This preview shows page 1. Sign up to view the full content.

How do we know the distance to the stars? In particular how do we know, today, that the stars really are very very far away, much farther even than the planets, as Copernicus claimed in response to critics of his theory. When we look at the sky and see stars we are unable, as individual observers, to measure the distance to the objects we see. We lack the two key things we use to estimate distance by eye to objects here on Earth and in our immediate surroundings. These two things are 1: A sufficiently long baseline to estimate parallax. 2. Context to establish perspective We can overcome 1 to establish a long baseline by the following steps: 1. use the whole Earth or a significant part of it. To do this we must know the size of the Earth. This was worked out roughly by ancient Greeks but was first measured really accurately only in the 18th century by Europeans able to travel to different parts of the globe. 2. Using this baseline we can employ parallax to establish the distance to other objects in our Solar System, for instance the Sun. This was done
This is the end of the preview. Sign up to access the rest of the document.

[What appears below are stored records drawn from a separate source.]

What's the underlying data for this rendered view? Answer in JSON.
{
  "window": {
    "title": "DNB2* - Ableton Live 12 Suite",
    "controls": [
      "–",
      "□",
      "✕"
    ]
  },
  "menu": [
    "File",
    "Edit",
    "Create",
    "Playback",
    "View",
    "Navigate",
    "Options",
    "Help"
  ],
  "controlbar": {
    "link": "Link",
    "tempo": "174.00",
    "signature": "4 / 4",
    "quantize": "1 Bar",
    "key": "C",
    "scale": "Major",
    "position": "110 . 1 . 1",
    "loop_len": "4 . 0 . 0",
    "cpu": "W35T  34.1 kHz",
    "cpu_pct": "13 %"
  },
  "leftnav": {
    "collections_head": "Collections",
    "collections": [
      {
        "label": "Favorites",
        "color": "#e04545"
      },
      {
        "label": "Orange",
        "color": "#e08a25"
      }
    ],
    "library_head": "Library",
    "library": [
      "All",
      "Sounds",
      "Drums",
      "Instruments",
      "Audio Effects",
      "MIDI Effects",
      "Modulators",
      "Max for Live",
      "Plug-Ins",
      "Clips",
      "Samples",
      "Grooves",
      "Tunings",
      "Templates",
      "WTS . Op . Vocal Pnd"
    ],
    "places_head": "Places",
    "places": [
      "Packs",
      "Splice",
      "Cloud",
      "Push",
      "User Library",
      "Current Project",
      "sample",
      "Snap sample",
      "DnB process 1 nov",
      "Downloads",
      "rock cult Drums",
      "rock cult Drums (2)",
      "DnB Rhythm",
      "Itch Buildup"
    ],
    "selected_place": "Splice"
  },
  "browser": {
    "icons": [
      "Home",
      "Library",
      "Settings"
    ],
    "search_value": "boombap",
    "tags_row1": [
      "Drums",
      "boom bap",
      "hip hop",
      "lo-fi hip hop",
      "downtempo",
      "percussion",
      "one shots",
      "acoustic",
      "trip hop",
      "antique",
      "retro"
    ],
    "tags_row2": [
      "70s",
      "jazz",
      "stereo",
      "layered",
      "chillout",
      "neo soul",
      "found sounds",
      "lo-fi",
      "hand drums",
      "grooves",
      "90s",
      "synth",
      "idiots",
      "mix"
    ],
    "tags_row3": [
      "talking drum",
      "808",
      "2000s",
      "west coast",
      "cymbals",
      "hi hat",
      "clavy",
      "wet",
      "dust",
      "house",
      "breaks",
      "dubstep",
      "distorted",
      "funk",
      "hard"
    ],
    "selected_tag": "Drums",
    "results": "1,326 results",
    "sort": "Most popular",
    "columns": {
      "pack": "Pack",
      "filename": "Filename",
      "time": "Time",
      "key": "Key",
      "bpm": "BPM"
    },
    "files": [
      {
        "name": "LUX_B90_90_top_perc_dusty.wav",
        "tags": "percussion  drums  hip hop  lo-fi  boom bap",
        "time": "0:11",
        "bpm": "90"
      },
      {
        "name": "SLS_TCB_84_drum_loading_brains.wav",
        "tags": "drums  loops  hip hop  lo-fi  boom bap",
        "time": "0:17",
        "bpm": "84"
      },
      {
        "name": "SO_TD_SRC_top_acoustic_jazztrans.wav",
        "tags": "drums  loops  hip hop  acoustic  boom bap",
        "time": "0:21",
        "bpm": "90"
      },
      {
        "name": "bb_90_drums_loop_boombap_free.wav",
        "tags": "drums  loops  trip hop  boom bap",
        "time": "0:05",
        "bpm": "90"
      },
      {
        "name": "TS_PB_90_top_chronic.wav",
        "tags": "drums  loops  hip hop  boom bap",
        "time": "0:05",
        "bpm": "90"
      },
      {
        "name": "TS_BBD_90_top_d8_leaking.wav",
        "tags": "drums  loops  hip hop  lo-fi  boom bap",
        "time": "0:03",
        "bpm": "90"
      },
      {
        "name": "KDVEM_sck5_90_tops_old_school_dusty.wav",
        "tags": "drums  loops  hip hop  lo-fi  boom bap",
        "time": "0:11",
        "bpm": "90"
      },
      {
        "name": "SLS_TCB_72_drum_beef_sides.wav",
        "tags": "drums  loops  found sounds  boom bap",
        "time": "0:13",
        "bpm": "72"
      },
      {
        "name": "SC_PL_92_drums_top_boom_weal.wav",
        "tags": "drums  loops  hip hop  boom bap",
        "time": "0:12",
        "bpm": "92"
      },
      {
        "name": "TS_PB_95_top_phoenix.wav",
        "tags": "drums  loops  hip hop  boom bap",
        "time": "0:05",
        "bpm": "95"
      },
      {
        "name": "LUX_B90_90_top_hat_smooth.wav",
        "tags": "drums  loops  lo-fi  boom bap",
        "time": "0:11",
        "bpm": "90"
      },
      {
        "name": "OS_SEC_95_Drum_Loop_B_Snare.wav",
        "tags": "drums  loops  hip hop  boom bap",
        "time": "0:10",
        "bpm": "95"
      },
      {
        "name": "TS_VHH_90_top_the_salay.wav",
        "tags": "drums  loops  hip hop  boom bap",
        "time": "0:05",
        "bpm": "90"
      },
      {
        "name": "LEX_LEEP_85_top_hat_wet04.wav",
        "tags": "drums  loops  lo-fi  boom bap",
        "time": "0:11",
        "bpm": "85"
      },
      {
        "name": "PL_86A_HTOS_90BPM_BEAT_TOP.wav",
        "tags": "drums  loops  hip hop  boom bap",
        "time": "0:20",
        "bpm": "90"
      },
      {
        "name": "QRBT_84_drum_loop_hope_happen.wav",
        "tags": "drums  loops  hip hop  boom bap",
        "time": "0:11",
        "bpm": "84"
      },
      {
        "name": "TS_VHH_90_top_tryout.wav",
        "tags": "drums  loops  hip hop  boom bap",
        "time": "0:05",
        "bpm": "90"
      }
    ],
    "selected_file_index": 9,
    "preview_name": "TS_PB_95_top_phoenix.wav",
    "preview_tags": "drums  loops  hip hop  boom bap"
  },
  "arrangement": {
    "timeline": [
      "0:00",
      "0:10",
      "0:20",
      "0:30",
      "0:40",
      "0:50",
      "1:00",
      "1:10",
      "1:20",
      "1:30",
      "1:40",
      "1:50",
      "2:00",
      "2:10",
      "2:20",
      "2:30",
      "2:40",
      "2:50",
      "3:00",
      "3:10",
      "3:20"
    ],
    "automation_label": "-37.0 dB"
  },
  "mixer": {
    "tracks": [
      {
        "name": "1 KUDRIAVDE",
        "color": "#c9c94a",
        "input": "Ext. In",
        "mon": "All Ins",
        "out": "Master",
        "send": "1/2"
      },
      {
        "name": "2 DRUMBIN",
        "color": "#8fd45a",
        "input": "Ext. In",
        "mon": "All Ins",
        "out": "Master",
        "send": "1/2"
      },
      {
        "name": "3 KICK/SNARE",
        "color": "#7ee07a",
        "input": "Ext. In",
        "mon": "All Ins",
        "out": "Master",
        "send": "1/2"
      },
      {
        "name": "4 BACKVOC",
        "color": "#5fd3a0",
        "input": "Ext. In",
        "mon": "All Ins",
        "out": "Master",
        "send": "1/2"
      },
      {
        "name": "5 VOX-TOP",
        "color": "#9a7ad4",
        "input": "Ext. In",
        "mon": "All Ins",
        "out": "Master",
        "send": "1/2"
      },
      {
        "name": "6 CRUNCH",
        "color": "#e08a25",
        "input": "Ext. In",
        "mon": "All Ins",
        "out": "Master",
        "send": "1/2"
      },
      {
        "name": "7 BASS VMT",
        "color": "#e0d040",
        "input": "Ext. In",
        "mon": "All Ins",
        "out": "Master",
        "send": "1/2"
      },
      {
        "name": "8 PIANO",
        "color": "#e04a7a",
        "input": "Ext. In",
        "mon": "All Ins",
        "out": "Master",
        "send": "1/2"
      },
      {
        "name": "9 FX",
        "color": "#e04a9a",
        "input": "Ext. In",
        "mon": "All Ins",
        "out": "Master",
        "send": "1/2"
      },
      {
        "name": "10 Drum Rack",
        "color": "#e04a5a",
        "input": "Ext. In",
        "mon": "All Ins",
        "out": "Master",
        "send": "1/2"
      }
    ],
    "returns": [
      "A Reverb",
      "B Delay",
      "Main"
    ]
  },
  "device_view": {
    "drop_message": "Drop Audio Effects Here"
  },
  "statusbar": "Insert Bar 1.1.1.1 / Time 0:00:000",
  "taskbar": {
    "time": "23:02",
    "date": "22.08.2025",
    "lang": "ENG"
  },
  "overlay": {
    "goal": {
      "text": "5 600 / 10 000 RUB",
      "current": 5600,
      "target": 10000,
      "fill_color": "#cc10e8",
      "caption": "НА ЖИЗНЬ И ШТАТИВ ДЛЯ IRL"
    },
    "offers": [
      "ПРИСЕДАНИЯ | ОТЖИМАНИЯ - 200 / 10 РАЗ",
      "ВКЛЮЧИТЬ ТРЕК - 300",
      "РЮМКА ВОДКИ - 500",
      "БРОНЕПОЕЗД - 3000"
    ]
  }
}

Unformatted text preview: in the 18th century using the transits of Venus, rare events where Venus crosses the Sun. Viewed from different parts of the Earth Venus crosses the Sun at different latitudes of the Sun. By sending observers such as Captain Cook on his first Pacific voyage astronomers were able to measure the Astronomical Unit. 3. Now we can use our knowledge of the Astronomical Unit to measure the parallax to nearby stars. If we measure positions of stars on the sky at two opposite points of the year (let's say, summer and winter) we do so from two positions in space that are 2 x AU away from each other. A nearby star will appear to shift positions relative to more distant stars in the background. If we measure the shift in position as an angle in arcseconds (all stars have a parallax of less than 1 arcsecond as seen from Earth) then the distance in parsec is 1/angle. Thus a star with a parallax angle of 0.1 arcseconds is 10 parsecs away from us....
View Full Document

{[ snackBarMessage ]}

Ask a homework question - tutors are online